◆ Your task: Pull every line holding the word "mail" from the data below and copy it.

[Data about app and page elements]
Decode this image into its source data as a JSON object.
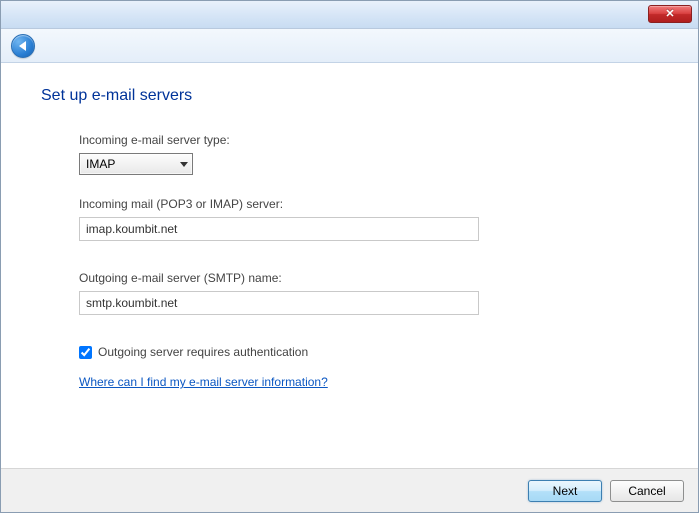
{
  "page": {
    "title": "Set up e-mail servers"
  },
  "incoming": {
    "type_label": "Incoming e-mail server type:",
    "type_value": "IMAP",
    "server_label": "Incoming mail (POP3 or IMAP) server:",
    "server_value": "imap.koumbit.net"
  },
  "outgoing": {
    "server_label": "Outgoing e-mail server (SMTP) name:",
    "server_value": "smtp.koumbit.net",
    "auth_label": "Outgoing server requires authentication",
    "auth_checked": true
  },
  "help": {
    "link_text": "Where can I find my e-mail server information?"
  },
  "buttons": {
    "next": "Next",
    "cancel": "Cancel"
  }
}
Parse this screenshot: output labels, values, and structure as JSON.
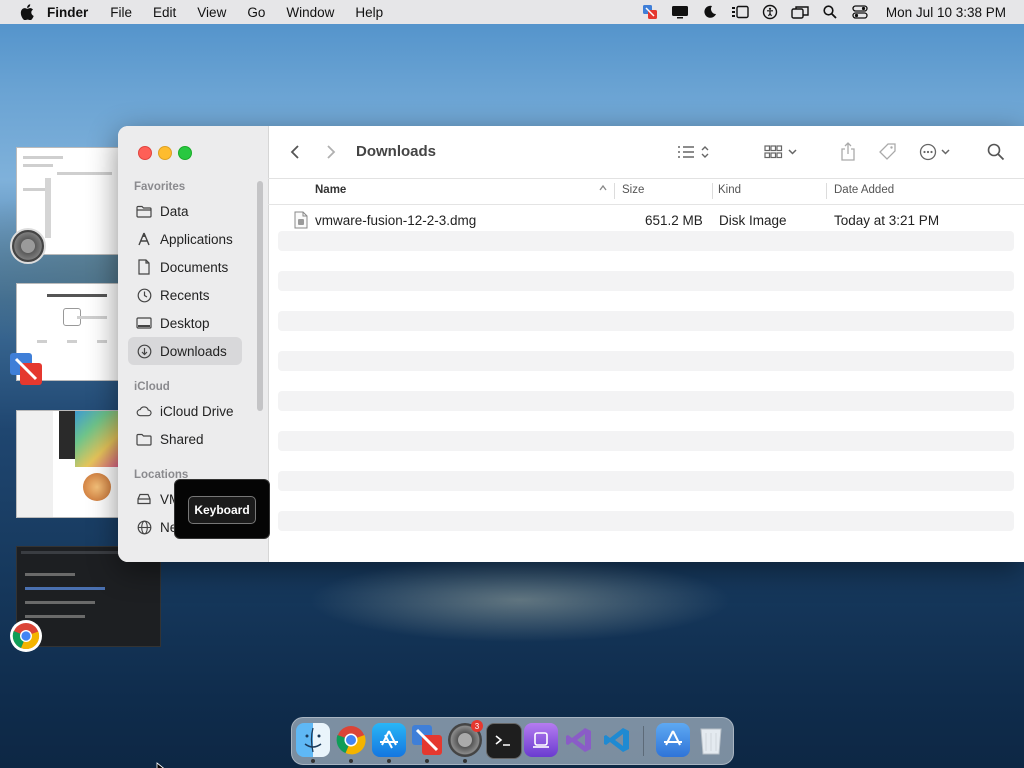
{
  "menubar": {
    "apple_icon": "apple-icon",
    "items": [
      "Finder",
      "File",
      "Edit",
      "View",
      "Go",
      "Window",
      "Help"
    ],
    "status_icons": [
      "vmware-fusion-icon",
      "display-icon",
      "moon-icon",
      "stage-manager-icon",
      "accessibility-icon",
      "screen-mirroring-icon",
      "spotlight-search-icon",
      "control-center-icon"
    ],
    "clock": "Mon Jul 10  3:38 PM"
  },
  "finder": {
    "title": "Downloads",
    "sidebar": {
      "sections": [
        {
          "header": "Favorites",
          "items": [
            {
              "label": "Data",
              "icon": "folder-icon"
            },
            {
              "label": "Applications",
              "icon": "applications-icon"
            },
            {
              "label": "Documents",
              "icon": "document-icon"
            },
            {
              "label": "Recents",
              "icon": "clock-icon"
            },
            {
              "label": "Desktop",
              "icon": "desktop-icon"
            },
            {
              "label": "Downloads",
              "icon": "download-icon",
              "selected": true
            }
          ]
        },
        {
          "header": "iCloud",
          "items": [
            {
              "label": "iCloud Drive",
              "icon": "cloud-icon"
            },
            {
              "label": "Shared",
              "icon": "shared-folder-icon"
            }
          ]
        },
        {
          "header": "Locations",
          "items": [
            {
              "label": "VM",
              "icon": "disk-icon"
            },
            {
              "label": "Ne",
              "icon": "network-icon"
            }
          ]
        }
      ]
    },
    "toolbar": {
      "back_icon": "chevron-left-icon",
      "forward_icon": "chevron-right-icon",
      "view_icon": "list-view-icon",
      "group_icon": "grid-group-icon",
      "share_icon": "share-icon",
      "tag_icon": "tag-icon",
      "more_icon": "ellipsis-circle-icon",
      "search_icon": "search-icon"
    },
    "columns": [
      "Name",
      "Size",
      "Kind",
      "Date Added"
    ],
    "files": [
      {
        "name": "vmware-fusion-12-2-3.dmg",
        "size": "651.2 MB",
        "kind": "Disk Image",
        "date_added": "Today at 3:21 PM"
      }
    ]
  },
  "tooltip": {
    "label": "Keyboard"
  },
  "dock": {
    "apps": [
      "finder-icon",
      "chrome-icon",
      "app-store-icon",
      "vmware-fusion-icon",
      "system-settings-icon",
      "terminal-icon",
      "podcasts-app-icon",
      "visual-studio-icon",
      "vscode-icon",
      "app-store-downloads-icon",
      "trash-icon"
    ],
    "badge": "3"
  },
  "colors": {
    "selected_sidebar": "#d8d8da",
    "close": "#fe5f57",
    "minimize": "#febc2e",
    "zoom": "#28c840"
  }
}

◆ Your response:
    "title": "Set up e-mail servers"
    "type_label": "Incoming e-mail server type:",
    "server_label": "Incoming mail (POP3 or IMAP) server:",
    "server_label": "Outgoing e-mail server (SMTP) name:",
    "link_text": "Where can I find my e-mail server information?"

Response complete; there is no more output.